“The repowering of the Barrett Plant would produce a new, clean, 21st century energy center that would reduce emissions, significantly cut greenhouse gases and—because of its operational flexibility and faster start times—enhance the integration of renewable energy sources like those supported by the state’s administration,” said the Councilman. “LIPA should immediately withdraw its tax assessment challenge as it conducts a thorough re-examination of future energy needs and a newly upgraded power facility at Barrett.”

At the same time as D’Esposito and Clavin called upon LIPA and PSEG to renew its study of the region’s future energy needs and the prospective repowering of Barrett, the officials urged the Nassau County Department of Assessment to seek dismissal of LIPA’s tax certiorari proceeding. The town representatives said that the consequences of a 90 percent reduction in Barrett’s property tax assessment, which is being sought by LIPA, would have a devastating effect on the Island Park community. In fact, Island Park Union-Free School District officials have estimated average property tax increases of 72 percent or $3,000 if LIPA were to be granted the 90 percent assessment reduction being pursued for the Barrett facility.

“Island Park taxpayers don’t deserve to be slammed with 72 percent property tax increases by a callous and uncaring power authority,” said Clavin. “These homeowners have been hit with millions of dollars in recovery costs when their hometown was swamped by Hurricane Sandy. This tax reduction scheme by LIPA will lower the utility’s costs if successful, but it will simultaneously destroy a lovely middle-class community that can ill-afford another devastating financial hit to the taxpayers’ wallets.”

Finally, D’Esposito and Clavin “called out” LIPA for breaking a longstanding commitment to maintain property tax (PILOT) support for the local community and for failing to honor an agreement that the utility would not challenge its assessment. The agreement, which dates back to 1997, is an element in a lawsuit that is being waged by the school district. The officials cited a 2017 Annual Report on Property Tax Reduction Efforts released by LIPA in support of their claims that the utility is aware that it has an obligation to maintain its commitment to the school district’s property tax base.

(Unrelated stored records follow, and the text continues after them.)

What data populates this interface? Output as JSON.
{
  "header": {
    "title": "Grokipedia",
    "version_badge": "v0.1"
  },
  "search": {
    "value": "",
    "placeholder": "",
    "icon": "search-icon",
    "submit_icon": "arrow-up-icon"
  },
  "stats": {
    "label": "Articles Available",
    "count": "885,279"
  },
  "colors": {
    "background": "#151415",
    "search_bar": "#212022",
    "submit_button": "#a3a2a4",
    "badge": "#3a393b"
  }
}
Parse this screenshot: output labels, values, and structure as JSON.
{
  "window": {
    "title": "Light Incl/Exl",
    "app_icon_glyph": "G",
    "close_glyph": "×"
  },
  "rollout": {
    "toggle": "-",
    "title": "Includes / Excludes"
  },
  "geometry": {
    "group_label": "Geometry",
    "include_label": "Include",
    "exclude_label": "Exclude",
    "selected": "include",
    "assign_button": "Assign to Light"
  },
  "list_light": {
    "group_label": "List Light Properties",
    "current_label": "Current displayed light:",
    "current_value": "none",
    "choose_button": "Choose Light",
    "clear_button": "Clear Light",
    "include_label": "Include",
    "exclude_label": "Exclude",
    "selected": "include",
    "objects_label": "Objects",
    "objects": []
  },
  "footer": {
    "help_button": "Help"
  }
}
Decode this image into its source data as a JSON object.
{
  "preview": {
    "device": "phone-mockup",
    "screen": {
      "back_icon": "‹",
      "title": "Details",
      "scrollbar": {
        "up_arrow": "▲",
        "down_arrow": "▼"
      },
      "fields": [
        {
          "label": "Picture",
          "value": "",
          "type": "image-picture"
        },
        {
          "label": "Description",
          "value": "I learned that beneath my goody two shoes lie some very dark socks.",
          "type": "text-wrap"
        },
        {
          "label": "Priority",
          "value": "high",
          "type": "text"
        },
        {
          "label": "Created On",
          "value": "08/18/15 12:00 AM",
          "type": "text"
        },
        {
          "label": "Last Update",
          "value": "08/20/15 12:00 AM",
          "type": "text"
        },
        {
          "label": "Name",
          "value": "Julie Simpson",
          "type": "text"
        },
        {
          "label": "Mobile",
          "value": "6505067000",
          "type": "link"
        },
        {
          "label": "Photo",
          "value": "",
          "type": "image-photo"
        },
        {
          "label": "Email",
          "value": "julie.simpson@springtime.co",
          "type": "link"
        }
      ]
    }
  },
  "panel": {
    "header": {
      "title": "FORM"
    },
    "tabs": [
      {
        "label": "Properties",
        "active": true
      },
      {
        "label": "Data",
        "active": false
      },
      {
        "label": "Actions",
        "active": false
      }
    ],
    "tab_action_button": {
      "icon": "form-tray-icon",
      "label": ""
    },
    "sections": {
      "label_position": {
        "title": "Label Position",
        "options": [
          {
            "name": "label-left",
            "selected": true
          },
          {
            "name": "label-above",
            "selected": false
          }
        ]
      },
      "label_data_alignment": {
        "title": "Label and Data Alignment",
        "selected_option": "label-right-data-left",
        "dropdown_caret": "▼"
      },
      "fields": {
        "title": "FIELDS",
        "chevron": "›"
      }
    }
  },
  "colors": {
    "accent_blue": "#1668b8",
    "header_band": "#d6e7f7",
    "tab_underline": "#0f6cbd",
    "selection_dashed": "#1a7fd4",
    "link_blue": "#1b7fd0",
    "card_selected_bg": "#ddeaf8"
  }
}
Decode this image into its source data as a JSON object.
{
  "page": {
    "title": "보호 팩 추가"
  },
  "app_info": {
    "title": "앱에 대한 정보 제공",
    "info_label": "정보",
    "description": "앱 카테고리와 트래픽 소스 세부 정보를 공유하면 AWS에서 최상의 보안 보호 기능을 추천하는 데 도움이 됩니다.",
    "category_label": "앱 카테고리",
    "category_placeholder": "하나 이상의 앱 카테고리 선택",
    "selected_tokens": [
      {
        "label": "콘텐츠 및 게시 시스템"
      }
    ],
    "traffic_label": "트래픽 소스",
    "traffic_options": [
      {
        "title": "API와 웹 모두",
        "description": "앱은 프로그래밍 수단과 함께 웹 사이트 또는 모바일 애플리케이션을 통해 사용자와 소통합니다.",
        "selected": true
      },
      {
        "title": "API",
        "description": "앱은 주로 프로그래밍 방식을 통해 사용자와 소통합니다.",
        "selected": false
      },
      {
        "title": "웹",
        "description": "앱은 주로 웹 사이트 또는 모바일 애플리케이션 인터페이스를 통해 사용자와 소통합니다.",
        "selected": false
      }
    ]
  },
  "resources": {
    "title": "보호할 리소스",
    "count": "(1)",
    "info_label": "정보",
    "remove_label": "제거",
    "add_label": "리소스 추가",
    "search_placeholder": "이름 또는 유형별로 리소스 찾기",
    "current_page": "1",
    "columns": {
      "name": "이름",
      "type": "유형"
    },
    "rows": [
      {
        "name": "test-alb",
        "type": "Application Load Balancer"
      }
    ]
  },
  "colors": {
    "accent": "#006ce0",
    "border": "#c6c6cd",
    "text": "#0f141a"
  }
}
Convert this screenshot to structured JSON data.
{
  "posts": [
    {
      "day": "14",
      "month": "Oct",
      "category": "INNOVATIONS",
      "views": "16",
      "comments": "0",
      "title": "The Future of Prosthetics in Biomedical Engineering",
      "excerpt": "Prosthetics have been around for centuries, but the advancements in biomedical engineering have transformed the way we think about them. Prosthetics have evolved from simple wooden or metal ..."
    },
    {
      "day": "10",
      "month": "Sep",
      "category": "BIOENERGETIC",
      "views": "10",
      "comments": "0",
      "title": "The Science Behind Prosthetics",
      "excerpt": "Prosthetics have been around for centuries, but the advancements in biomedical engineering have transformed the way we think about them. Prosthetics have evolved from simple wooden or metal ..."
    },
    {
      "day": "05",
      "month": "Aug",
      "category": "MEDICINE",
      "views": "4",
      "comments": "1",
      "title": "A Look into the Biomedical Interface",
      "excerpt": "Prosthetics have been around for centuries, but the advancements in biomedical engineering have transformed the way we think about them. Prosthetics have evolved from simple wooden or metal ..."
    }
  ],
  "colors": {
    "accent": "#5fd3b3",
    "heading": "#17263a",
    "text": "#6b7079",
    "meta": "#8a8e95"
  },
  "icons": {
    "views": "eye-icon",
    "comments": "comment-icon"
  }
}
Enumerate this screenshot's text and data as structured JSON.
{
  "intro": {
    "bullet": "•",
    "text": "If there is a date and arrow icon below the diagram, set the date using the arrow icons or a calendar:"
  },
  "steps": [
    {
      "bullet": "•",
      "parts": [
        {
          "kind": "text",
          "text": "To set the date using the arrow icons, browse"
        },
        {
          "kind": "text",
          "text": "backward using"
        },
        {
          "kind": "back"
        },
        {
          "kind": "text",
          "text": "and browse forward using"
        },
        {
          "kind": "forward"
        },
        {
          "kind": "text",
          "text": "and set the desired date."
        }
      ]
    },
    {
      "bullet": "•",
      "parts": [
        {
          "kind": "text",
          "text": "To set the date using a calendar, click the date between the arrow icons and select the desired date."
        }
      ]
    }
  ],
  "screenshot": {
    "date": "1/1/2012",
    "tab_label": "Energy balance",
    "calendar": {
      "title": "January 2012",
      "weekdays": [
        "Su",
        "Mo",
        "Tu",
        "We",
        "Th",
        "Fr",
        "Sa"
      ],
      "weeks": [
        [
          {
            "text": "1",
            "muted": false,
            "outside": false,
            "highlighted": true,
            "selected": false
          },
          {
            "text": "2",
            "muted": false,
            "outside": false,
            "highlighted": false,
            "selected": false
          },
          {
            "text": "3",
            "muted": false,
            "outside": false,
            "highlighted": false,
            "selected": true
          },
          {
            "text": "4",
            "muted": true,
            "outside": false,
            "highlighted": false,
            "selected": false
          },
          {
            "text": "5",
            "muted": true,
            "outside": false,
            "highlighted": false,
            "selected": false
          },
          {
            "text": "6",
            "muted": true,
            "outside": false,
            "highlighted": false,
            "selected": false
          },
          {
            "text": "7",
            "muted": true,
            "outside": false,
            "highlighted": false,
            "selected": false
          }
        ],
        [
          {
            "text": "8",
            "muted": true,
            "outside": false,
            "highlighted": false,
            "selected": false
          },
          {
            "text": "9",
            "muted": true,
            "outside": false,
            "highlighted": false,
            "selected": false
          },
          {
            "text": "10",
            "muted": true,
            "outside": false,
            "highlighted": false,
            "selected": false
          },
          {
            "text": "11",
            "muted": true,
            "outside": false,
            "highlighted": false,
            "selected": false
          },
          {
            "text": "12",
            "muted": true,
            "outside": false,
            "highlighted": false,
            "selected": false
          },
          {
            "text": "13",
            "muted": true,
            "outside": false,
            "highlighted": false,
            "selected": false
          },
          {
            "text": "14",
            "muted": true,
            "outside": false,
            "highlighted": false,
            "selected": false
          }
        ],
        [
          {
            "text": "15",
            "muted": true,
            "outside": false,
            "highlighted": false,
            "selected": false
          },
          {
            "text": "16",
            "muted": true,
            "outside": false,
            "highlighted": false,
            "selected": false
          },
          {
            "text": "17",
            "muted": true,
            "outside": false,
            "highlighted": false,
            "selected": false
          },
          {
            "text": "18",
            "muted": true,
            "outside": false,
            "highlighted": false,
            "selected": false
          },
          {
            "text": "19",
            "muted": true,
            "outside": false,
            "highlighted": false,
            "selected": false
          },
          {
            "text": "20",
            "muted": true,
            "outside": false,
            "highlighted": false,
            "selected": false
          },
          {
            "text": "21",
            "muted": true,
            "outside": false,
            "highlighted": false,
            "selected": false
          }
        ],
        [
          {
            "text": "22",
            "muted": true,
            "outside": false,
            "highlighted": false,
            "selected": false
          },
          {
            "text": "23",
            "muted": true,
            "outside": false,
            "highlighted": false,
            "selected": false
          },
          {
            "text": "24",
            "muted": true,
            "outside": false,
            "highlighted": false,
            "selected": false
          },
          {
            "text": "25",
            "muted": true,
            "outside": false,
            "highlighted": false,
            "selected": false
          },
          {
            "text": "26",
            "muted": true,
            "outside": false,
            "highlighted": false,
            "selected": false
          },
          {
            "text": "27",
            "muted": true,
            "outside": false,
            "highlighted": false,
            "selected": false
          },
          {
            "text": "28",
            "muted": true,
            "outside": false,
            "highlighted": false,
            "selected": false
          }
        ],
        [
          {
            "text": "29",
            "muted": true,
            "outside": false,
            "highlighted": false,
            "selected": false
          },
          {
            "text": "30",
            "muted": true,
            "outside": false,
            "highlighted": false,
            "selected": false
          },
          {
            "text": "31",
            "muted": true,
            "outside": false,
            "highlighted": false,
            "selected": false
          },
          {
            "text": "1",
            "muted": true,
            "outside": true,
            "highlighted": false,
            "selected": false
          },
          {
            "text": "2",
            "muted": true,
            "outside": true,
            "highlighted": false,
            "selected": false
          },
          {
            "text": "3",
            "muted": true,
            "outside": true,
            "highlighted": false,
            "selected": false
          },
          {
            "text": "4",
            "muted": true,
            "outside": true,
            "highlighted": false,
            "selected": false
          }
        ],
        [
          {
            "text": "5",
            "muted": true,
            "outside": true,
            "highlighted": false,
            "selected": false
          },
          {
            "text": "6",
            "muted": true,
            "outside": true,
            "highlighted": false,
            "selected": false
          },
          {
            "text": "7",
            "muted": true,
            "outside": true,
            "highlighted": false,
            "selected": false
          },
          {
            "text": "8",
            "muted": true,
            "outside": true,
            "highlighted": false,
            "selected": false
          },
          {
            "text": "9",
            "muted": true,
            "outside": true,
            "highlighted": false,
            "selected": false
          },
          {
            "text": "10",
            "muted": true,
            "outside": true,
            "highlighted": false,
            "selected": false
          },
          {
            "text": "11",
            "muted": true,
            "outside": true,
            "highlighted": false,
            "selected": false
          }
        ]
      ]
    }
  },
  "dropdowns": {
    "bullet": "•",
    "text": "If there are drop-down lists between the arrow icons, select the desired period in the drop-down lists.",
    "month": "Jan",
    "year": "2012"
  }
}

“It’s clear that LIPA and the utilities with which it contracts have an obligation to the ratepayers and residents who have endured the effects of a major power plant in their backyards for decades,” stated D’Esposito. “It’s time for LIPA to step up, withdraw its tax certiorari case and embark on a new and honest study on our region’s future energy needs. This new report should focus strongly on the efficacy of repowering the Barrett plant for the good of energy users and in furtherance of preserving its financial commitment to the Island Park community.”